Your instinct as a first-time manager is to tell people what to do. It’s not asking versus telling, it is telling versus asking.
After all, you’re in charge, and that’s what bosses do. Or not.
Telling works great in fire drills, emergency rooms, and battlefield situations. In most other settings, asking is your go-to approach. It’s easy to bark orders. Instead of wasting your valuable time explaining, you point and command. Telling is a go-to tactic for many managers.
It’s a lousy tactic. (For more, click here.)
What from this article will you put into practice tomorrow? Next week? Never?
Kim Scott, co-founder of Candor, Inc., has built her career around a simple goal: Creating bullshit-free zones where people love their work and working together. She first tried it at her own software startup. Then, as a long-time director at Google, she studied how the company’s leaders created an environment where the joy that people took in their work felt almost tangible. As a faculty member at Apple University, Scott learned how Apple takes a different path but is equally committed to creating the conditions where people can do the best work of their careers and love doing it. Along the way, she managed a lot of teams in various states of euphoria and panic. And while she did a lot right, she’d be the first to admit everything she did wrong.

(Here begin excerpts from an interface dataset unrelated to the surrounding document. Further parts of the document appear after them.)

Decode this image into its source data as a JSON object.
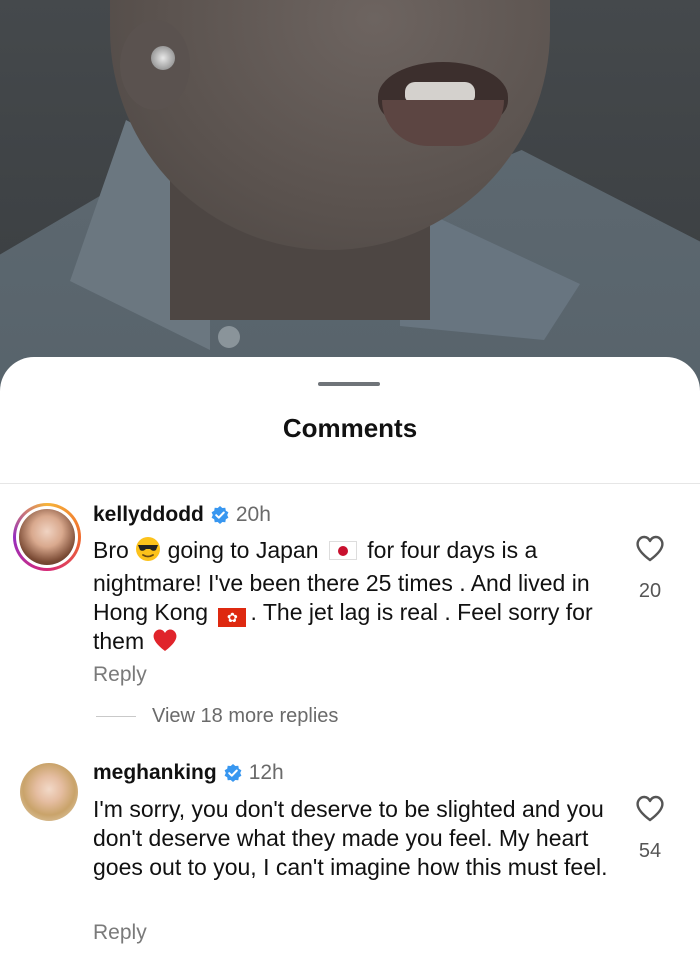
{
  "sheet": {
    "title": "Comments"
  },
  "comments": [
    {
      "username": "kellyddodd",
      "time": "20h",
      "text_parts": [
        "Bro",
        "going to Japan",
        "for four days is a nightmare! I've been there  25 times . And lived in Hong Kong",
        ". The jet lag is real . Feel sorry for them"
      ],
      "likes": "20",
      "reply_label": "Reply",
      "view_more": "View 18 more replies"
    },
    {
      "username": "meghanking",
      "time": "12h",
      "text": "I'm sorry, you don't deserve to be slighted and you don't deserve what they made you feel. My heart goes out to you, I can't imagine how this must feel.",
      "likes": "54",
      "reply_label": "Reply"
    }
  ],
  "colors": {
    "verified": "#3897f0",
    "muted": "#6a6a6a"
  },
  "icons": [
    "verified-icon",
    "heart-outline-icon",
    "sunglasses-emoji",
    "japan-flag-emoji",
    "hong-kong-flag-emoji",
    "red-heart-emoji"
  ]
}
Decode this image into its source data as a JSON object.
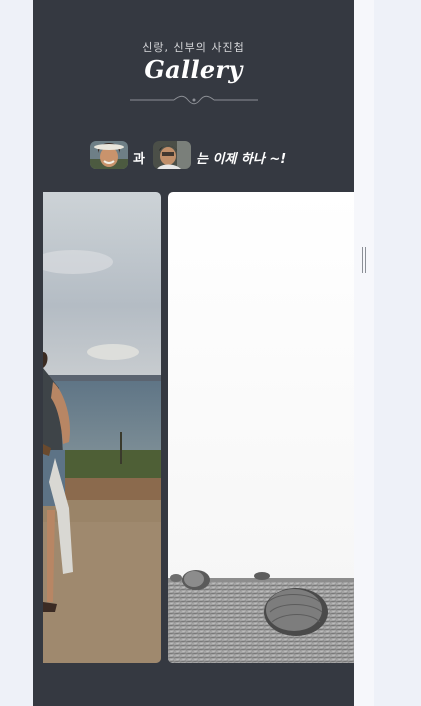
{
  "gallery": {
    "subtitle": "신랑, 신부의 사진첩",
    "title": "Gallery",
    "connector": "과",
    "tagline": "는 이제 하나 ~!"
  },
  "icons": {
    "ornament": "flourish-divider-icon",
    "bride_avatar": "bride-photo",
    "groom_avatar": "groom-photo"
  },
  "photos": [
    {
      "name": "seaside-couple-photo"
    },
    {
      "name": "hay-bales-field-photo"
    }
  ],
  "colors": {
    "page_bg": "#353941",
    "outer_bg": "#eef1f8",
    "text": "#ffffff"
  }
}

The good news is that Scott, now an acclaimed advisor for companies like Twitter
, and Qualtrics
, has spent years distilling her experiences into some simple ideas you can use to help the people who work for you love their jobs and do great work. “At Google, I was really curious — did creating such a great work environment require having the world’s greatest business model? The answer is no. Luckily, there are some things that any of us can do, even before the profits start rolling in.”
The single most important thing a boss can do, Scott has learned, is focus on guidance: giving it, receiving it, and encouraging it. Guidance, which is fundamentally just praise and criticism, is usually called “feedback,” but feedback is screechy and makes us want to put our hands over our ears. Guidance is something most of us long for.
At First Round’s recent CEO Summit, Scott shared a simple tool for ensuring that your team gets the right kind of guidance — a tool she calls ‘radical candor.’ (For more, click here.)
What from this article can you put in to practice in your interactions with your employees? To your work life in general?
Here’s a funny thing about work: We spend more time with our colleagues than with our friends and family. Yet more often than not, we don’t really understand our co-workers—because being honest with one another is scary.
When a teammate’s lack of organization annoys us, we vent to others. When a boss says “this is fine” (not “this is great”), we wallow in anxiety. Many of us figure out our colleagues’ personalities, preferences, and dislikes through trial and error, not through explicit conversation.
This strikes me as a colossal waste of time, productivity, and happiness. Ignoring these issues just leads to … (For more, click here.)
What from this article will you use next time you are in a team situation?